** PROVIDED DATA follows **

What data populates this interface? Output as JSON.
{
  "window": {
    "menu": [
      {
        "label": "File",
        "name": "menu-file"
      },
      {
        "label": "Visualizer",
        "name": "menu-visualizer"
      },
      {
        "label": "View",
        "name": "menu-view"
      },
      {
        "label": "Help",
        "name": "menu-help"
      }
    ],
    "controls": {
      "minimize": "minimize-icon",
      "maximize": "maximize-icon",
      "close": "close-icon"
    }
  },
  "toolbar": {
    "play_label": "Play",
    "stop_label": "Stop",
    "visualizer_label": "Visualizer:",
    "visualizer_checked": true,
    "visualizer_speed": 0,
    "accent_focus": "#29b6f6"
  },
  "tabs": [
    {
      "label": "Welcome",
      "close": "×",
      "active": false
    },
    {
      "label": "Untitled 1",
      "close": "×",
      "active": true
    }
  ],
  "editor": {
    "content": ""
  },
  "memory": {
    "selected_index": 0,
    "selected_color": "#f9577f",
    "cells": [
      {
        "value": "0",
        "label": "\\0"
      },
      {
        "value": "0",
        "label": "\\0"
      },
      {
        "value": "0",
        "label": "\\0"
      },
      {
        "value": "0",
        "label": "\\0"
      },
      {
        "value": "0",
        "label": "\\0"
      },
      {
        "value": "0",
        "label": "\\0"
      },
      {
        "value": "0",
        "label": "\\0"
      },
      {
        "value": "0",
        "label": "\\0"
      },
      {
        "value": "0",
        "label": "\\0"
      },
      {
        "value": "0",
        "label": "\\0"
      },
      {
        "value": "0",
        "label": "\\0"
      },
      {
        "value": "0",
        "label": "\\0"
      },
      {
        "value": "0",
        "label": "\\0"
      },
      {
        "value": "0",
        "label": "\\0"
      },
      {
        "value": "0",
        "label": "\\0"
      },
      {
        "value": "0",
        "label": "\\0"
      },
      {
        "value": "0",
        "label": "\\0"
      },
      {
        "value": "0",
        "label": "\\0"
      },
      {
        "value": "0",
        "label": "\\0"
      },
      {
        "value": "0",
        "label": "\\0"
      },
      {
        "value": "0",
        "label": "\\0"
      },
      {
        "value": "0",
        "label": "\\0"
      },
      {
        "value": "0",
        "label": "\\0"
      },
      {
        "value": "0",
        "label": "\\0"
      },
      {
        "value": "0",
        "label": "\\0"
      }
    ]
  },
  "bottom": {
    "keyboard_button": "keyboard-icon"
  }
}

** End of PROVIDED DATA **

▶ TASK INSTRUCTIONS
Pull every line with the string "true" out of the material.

▶ REPLY TO THE TASK
    "visualizer_checked": true,
      "active": true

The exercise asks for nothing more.